Millions of Americans are sick, and tens of thousands are dying, significantly because of Trump’s incompetence and single-minded focus on his own political and financial self-interest. Somehow, the same people who dismiss the rape charges against Trump, who know he underpaid his taxes and broke the law in his business dealings but have been willing to overlook it, who understand he is the furthest distance from being a good Christian a person can be but still make excuses for him; these same people sense that he mishandled the virus and lied about it—is still lying about it—and it bothers them.
The charge of collusion with Russia during the 2016 election and Trump’s repeated denials further underscore the chasm between the president’s lies and political truth. Even after an independent investigation authorized by his own Justice Department reaffirmed the Trump campaign’s dealings with Russia, resulting in jail terms for key campaign operatives, Trump and his visibly compromised attorney general continued to distort and contest the evidence.
Now a Republican-led Senate committee has released a bombshell report concluding, in the words of The New York Times, “the Russian government disrupted an American election (in 2016) to help Mr. Trump become president, Russian intelligence services viewed members of the Trump campaign as easily manipulated, and some of Mr. Trump’s advisers were eager for the help from an American adversary.” While the fallout from these bipartisan findings has yet to filter into the campaign debate, the case against Trump’s reelection was bolstered.
Trump campaign operatives, however, seem undeterred. The fine investigative journalist Anne Nelson revealed in The Washington Spectator that in May, when Covid-related deaths were nearing 74,000, members of the president’s reelection campaign team recruited a few compliant doctors with questionable credentials to argue publicly against the use of masks and lockdowns and to offer spirited claims that, contrary to numerous studies, the extremely dangerous hydroxychloroquine was an effective remedy.
They staged a press conference on the steps of the Supreme Court, attended largely by a few straggling tourists, but the video was aired on Breitbart News, where it reached 185,000 viewers.
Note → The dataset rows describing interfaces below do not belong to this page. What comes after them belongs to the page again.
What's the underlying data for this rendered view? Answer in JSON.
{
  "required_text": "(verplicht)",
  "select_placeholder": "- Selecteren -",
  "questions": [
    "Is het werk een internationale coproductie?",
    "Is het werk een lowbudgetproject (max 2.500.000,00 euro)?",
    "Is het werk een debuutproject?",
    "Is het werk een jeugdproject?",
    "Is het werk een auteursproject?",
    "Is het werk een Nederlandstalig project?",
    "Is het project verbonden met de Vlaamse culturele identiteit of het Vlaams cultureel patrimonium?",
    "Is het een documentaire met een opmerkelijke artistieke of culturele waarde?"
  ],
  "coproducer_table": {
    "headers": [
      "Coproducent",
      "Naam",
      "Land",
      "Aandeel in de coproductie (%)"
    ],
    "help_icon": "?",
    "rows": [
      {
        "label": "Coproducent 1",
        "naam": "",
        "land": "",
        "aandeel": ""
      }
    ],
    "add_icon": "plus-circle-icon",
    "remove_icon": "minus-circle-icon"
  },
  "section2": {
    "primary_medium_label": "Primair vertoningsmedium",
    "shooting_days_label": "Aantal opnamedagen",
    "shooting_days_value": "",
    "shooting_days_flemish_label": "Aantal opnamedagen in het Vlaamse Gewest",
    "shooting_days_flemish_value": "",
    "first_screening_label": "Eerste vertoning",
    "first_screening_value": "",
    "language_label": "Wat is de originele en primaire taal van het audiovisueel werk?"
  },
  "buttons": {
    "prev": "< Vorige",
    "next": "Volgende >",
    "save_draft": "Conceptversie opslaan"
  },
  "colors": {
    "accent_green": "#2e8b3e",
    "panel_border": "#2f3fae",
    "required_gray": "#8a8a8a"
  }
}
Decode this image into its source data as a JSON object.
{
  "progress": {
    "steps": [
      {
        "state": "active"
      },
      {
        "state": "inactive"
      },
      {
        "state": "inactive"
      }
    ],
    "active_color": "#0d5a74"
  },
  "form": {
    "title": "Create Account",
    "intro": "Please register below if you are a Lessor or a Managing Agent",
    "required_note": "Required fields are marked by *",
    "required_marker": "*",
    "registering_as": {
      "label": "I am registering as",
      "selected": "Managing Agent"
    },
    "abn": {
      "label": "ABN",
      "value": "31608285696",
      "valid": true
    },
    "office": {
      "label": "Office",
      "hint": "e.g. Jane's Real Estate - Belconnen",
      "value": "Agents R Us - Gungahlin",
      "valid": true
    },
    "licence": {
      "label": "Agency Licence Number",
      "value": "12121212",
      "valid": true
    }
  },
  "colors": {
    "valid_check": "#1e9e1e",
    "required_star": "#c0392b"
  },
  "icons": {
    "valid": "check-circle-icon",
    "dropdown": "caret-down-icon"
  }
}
Over its six hours on Facebook, the video was the second-most-engaged post on the platform, with 14 million views. A few hours after the presentation, President Trump tweeted to his 84.5 million followers, and Donald Trump Jr. told his 5.3 million followers to watch the video.
Social media, however, is growing wise to the prevaricator in chief. Nelson reports that Facebook took the group’s video down a few hours after it was posted, and Twitter and YouTube followed suit, “all three on the grounds that the video violated their Covid-19 misinformation policies.”
There is still a long road to travel before the election in November. Given the administration’s fatal mismanagement of its response to the virus, and an economy in shambles, with no particular policy achievements to point to and without a discernible agenda for Trump’s second term, Republicans are fanning racial fears and counting on conservative media to distract voters from the overwhelming documentation of the president’s moral deficiencies and political failures.
The 2020 elections will turn, in part, on whether local precincts can offset Republican efforts to disrupt the vote and whether Democrats can inspire Black voters and women and wavering independents to go to the polls based on more than just their disgust with Trump. Will Democrats succeed in offering voters a promising path out of the mess Trump has created? And will very narrow slices of the electorate, who live and vote in bellwether districts that disproportionately affect the national race, look beyond Trump’s self-serving lies and conclude, after nearly four years of this unscrupulous peacock, that our country cannot survive four more?
Hamilton Fish is the editor and publisher of The Washington Spectator.